Remember your helmet has a MAXIMUM 5 Year Effective Lifespan. Things like dropping 3 feet to a hard surface, chemicals (body oil, gas fumes, etc.) being hit by debris at highway speeds cut the lifespan dramatically. The expanded poly-styrene material inside the helmet degrades over time and is less able to provide impact protection. If you or your loved one is using a helmet over 5 years old, please get them into a new one. Convince them to buy a new one or give them one as a present.
The new flip front style helmet is rapidly becoming a favorite by the EMT's and Medics. They afford EMTs access to the face without removing the helmet possibly causing more injury to the neck and head areas to administer oxygen and/or medication to the injured. Normally they would have to cut off a helmet with a cut saw or use the "jaws of life" to cut the chin guard off of a full face helmet. Now, they simply raise the face shield.
Motorcycle Helmet Safety Fact Sheet
Choosing a motorcycle helmet.
The most important piece of motorcycle safety equipment that you can buy is a helmet. Every rider benefits from wearing a helmet, no matter how great or how little their level of experience. In order to choose a helmet that offers the most protection without sacrificing comfort or style, the National Highway Traffic Safety Administration offers some guidelines.
Be sure your helmet meets the DOT standard.
Make sure that your helmet meets the Department of Transportation's (DOT) Federal Motor Vehicle Safety Standard (FMVSS) 218. First, look for the DOT symbol on the outside back of the helmet. Then, look for a label inside the helmet stating the manufacturer's name, month and year of manufacture, construction materials, helmet model and size, and owner information. A complying helmet must have both labels.
Make sure your helmet is well made.

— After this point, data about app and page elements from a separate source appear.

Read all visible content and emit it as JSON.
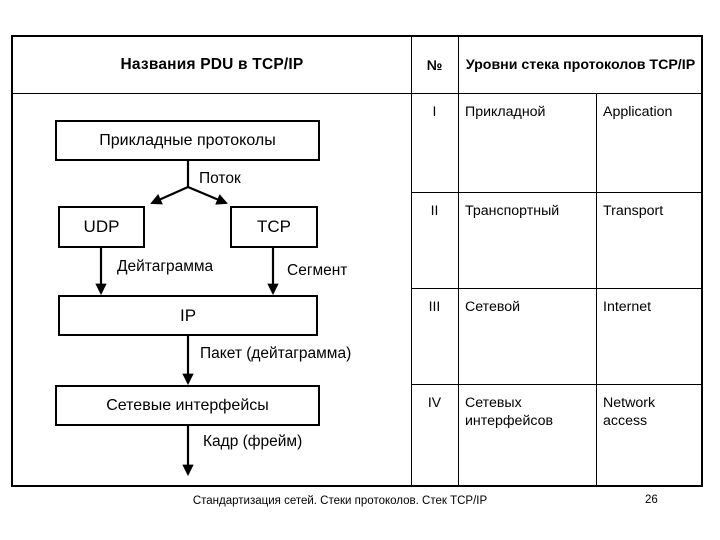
{
  "slide": {
    "table": {
      "header": {
        "left_title": "Названия PDU в TCP/IP",
        "number_col": "№",
        "right_title": "Уровни стека протоколов TCP/IP"
      },
      "rows": [
        {
          "number": "I",
          "level_ru": "Прикладной",
          "level_en": "Application"
        },
        {
          "number": "II",
          "level_ru": "Транспортный",
          "level_en": "Transport"
        },
        {
          "number": "III",
          "level_ru": "Сетевой",
          "level_en": "Internet"
        },
        {
          "number": "IV",
          "level_ru": "Сетевых интерфейсов",
          "level_en": "Network access"
        }
      ]
    },
    "diagram": {
      "boxes": [
        {
          "id": "app",
          "label": "Прикладные протоколы"
        },
        {
          "id": "udp",
          "label": "UDP"
        },
        {
          "id": "tcp",
          "label": "TCP"
        },
        {
          "id": "ip",
          "label": "IP"
        },
        {
          "id": "interfaces",
          "label": "Сетевые интерфейсы"
        }
      ],
      "labels": [
        {
          "id": "stream",
          "text": "Поток"
        },
        {
          "id": "datagram",
          "text": "Дейтаграмма"
        },
        {
          "id": "segment",
          "text": "Сегмент"
        },
        {
          "id": "packet",
          "text": "Пакет (дейтаграмма)"
        },
        {
          "id": "frame",
          "text": "Кадр (фрейм)"
        }
      ]
    },
    "footer": {
      "caption": "Стандартизация сетей. Стеки протоколов. Стек TCP/IP",
      "page_number": "26"
    }
  }
}
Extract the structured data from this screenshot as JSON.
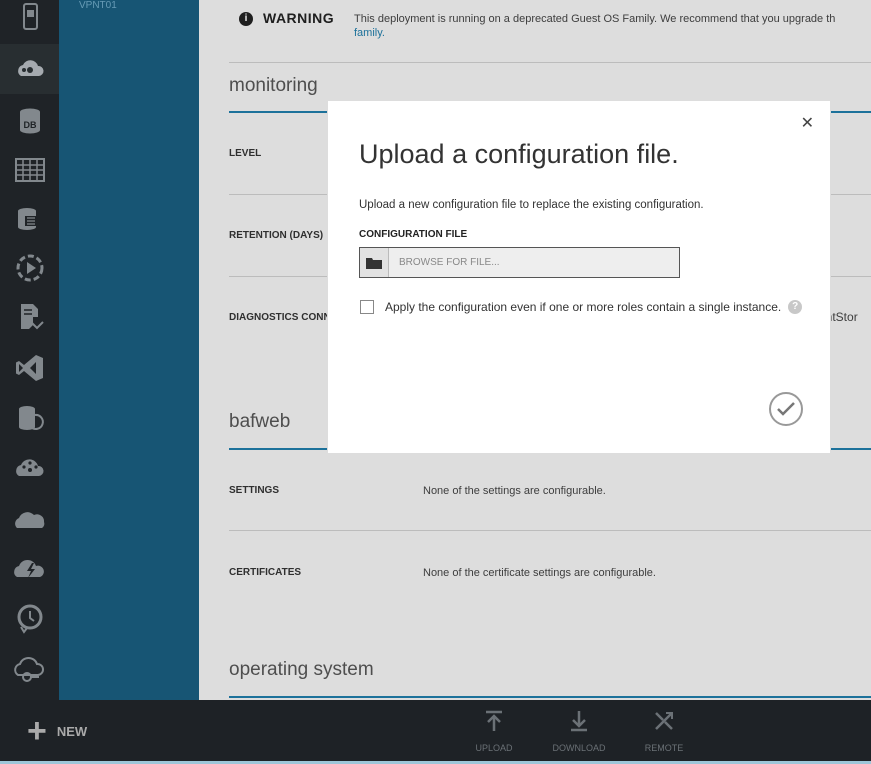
{
  "rail": {
    "items": [
      {
        "icon": "mobile-services-icon"
      },
      {
        "icon": "cloud-services-icon"
      },
      {
        "icon": "sql-database-icon",
        "text": "DB"
      },
      {
        "icon": "storage-table-icon"
      },
      {
        "icon": "hdinsight-icon"
      },
      {
        "icon": "media-services-icon"
      },
      {
        "icon": "service-bus-icon"
      },
      {
        "icon": "visual-studio-icon"
      },
      {
        "icon": "cache-icon"
      },
      {
        "icon": "networks-icon"
      },
      {
        "icon": "traffic-manager-icon"
      },
      {
        "icon": "automation-icon"
      },
      {
        "icon": "scheduler-icon"
      },
      {
        "icon": "remote-app-icon"
      }
    ]
  },
  "subnav": {
    "item": "VPNT01"
  },
  "warning": {
    "label": "WARNING",
    "text": "This deployment is running on a deprecated Guest OS Family. We recommend that you upgrade th",
    "link": "family."
  },
  "monitoring": {
    "title": "monitoring",
    "rows": [
      {
        "label": "LEVEL"
      },
      {
        "label": "RETENTION (DAYS)"
      },
      {
        "label": "DIAGNOSTICS CONN"
      }
    ],
    "clipped": "entStor"
  },
  "role": {
    "title": "bafweb",
    "rows": [
      {
        "label": "SETTINGS",
        "value": "None of the settings are configurable."
      },
      {
        "label": "CERTIFICATES",
        "value": "None of the certificate settings are configurable."
      }
    ]
  },
  "os": {
    "title": "operating system"
  },
  "dialog": {
    "title": "Upload a configuration file.",
    "description": "Upload a new configuration file to replace the existing configuration.",
    "file_label": "CONFIGURATION FILE",
    "file_placeholder": "BROWSE FOR FILE...",
    "checkbox_label": "Apply the configuration even if one or more roles contain a single instance.",
    "checkbox_checked": false
  },
  "bottombar": {
    "new_label": "NEW",
    "commands": [
      {
        "label": "UPLOAD",
        "icon": "upload-icon"
      },
      {
        "label": "DOWNLOAD",
        "icon": "download-icon"
      },
      {
        "label": "REMOTE",
        "icon": "remote-icon"
      }
    ]
  },
  "colors": {
    "accent": "#1f7ba8",
    "rail": "#22272b",
    "subnav": "#1a5d7e",
    "bottombar": "#1e2226"
  }
}
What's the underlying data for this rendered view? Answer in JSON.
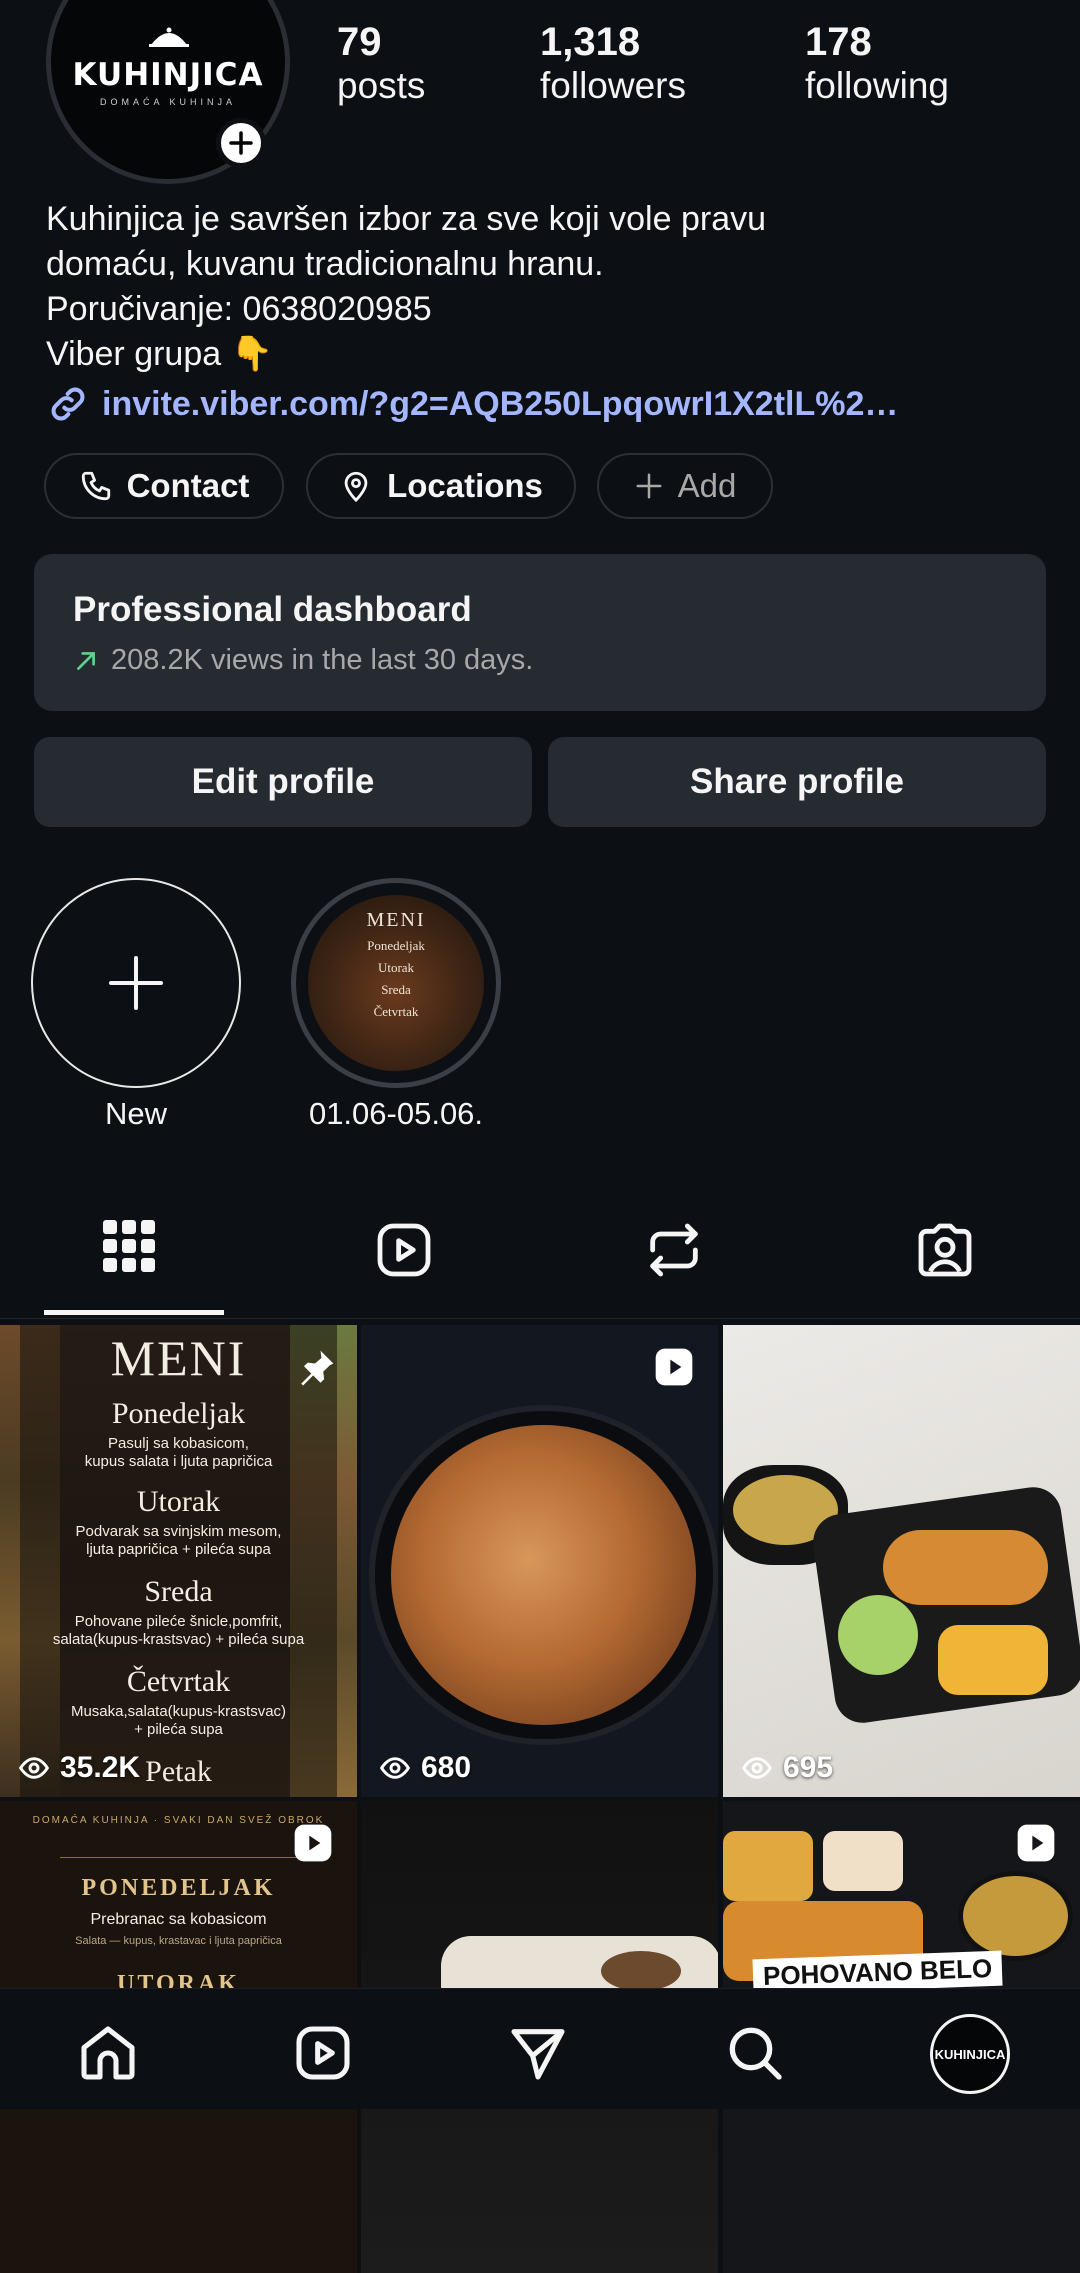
{
  "profile": {
    "logo_text": "KUHINJICA",
    "logo_sub": "DOMAĆA KUHINJA",
    "stats": [
      {
        "num": "79",
        "label": "posts"
      },
      {
        "num": "1,318",
        "label": "followers"
      },
      {
        "num": "178",
        "label": "following"
      }
    ],
    "bio_lines": [
      "Kuhinjica je savršen izbor za sve koji vole pravu",
      "domaću, kuvanu tradicionalnu hranu.",
      "Poručivanje: 0638020985",
      "Viber grupa 👇"
    ],
    "link": "invite.viber.com/?g2=AQB250LpqowrI1X2tlL%2…"
  },
  "chips": {
    "contact": "Contact",
    "locations": "Locations",
    "add": "Add"
  },
  "dashboard": {
    "title": "Professional dashboard",
    "subtitle": "208.2K views in the last 30 days."
  },
  "buttons": {
    "edit": "Edit profile",
    "share": "Share profile"
  },
  "highlights": {
    "new_label": "New",
    "story_label": "01.06-05.06.",
    "story_thumb": {
      "title": "MENI",
      "day": "Ponedeljak",
      "d2": "Utorak",
      "d3": "Sreda",
      "d4": "Četvrtak"
    }
  },
  "grid": {
    "post1": {
      "views": "35.2K",
      "title": "MENI",
      "days": [
        {
          "day": "Ponedeljak",
          "dish": "Pasulj sa kobasicom,",
          "dish2": "kupus salata i ljuta papričica"
        },
        {
          "day": "Utorak",
          "dish": "Podvarak sa svinjskim mesom,",
          "dish2": "ljuta papričica + pileća supa"
        },
        {
          "day": "Sreda",
          "dish": "Pohovane pileće šnicle,pomfrit,",
          "dish2": "salata(kupus-krastsvac) + pileća supa"
        },
        {
          "day": "Četvrtak",
          "dish": "Musaka,salata(kupus-krastsvac)",
          "dish2": "+ pileća supa"
        },
        {
          "day": "Petak",
          "dish": "",
          "dish2": ""
        }
      ]
    },
    "post2": {
      "views": "680"
    },
    "post3": {
      "views": "695"
    },
    "post4": {
      "tagline": "DOMAĆA KUHINJA · SVAKI DAN SVEŽ OBROK",
      "day1": "PONEDELJAK",
      "dish1": "Prebranac sa kobasicom",
      "dish1b": "Salata — kupus, krastavac i ljuta papričica",
      "day2": "UTORAK"
    },
    "post6": {
      "banner": "POHOVANO BELO"
    }
  },
  "nav": {
    "avatar_text": "KUHINJICA"
  },
  "colors": {
    "background": "#0c1014",
    "card": "#262a31",
    "link": "#a3b6ff",
    "trend_green": "#5fd38b"
  }
}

Helmets that comply with the federal safety standard will have a firm polystyrene (Styrofoam) inner liner of about one-inch and weigh about three pounds. They will also have sturdy chinstraps with solid rivets. Safe helmets will never feature spikes or other protruding decorations.
Think about style.
Full-face helmets offer the most protection in a collision. Plastic face shields protect you from wind, dust, rain, insects, and road debris thrown up from cars. If you buy a helmet without a face shield, be sure to wear goggles to protect your eyes. Remember, a windshield is not an adequate substitute for a face shield or goggles. And neither are eyeglasses as they cannot keep your eyes from watering and are easily dislodged.
A design such as the German Army style or skull cap style may be a clue to an unsafe helmet. Generally, unsafe helmets are noticeably smaller in diameter and thinner than ones meeting the DOT standard.
Make sure your helmet can be seen.
Brightly colored helmets increase your visibility to other vehicles. Add reflective tape on the back and sides of the helmet for even greater visibility.
Make sure your helmet fits properly.
Always try on a helmet before you buy it. Your helmet should feel snug and it should not turn freely around your head. It should not be able to move back and forth on your head. A helmet should not in any way prevent you from turning your head to observe traffic. All helmets are required to provide the wearer with a 210º field of vision.
When you wear a properly fitted helmet, wind noise is actually reduced. Although a helmet does reduce the intensity of sounds, it reduces the intensity of all sounds equally. Loud external sounds such as car horns and sirens are still very audible above all other street noises.
Each brand of helmet fits differently. So, try on a variety of brands to find the one that fits you best. The dealership staff will assist you with the proper fit.
Always fasten and tighten the chinstrap.
An unfastened helmet will fly off in a crash. Whenever you have the opportunity, check the chinstrap to make sure it is still secure.
Avoid wearing a damaged helmet.
A used helmet may have been involved in a crash and damaged in ways that are not obvious. Even falls from places like the motorcycle's seat or the end of a handlebar shorten the life span of a helmet. Be sure to replace your helmet if it has been in a crash. Any damage to a helmet reduces its effectiveness, so replace your helmet if it has been damaged. If you are not sure that your helmet needs to be replaced, arrange to return it to the manufacturer for inspection. Care for your helmet as indicated in your owner's manual.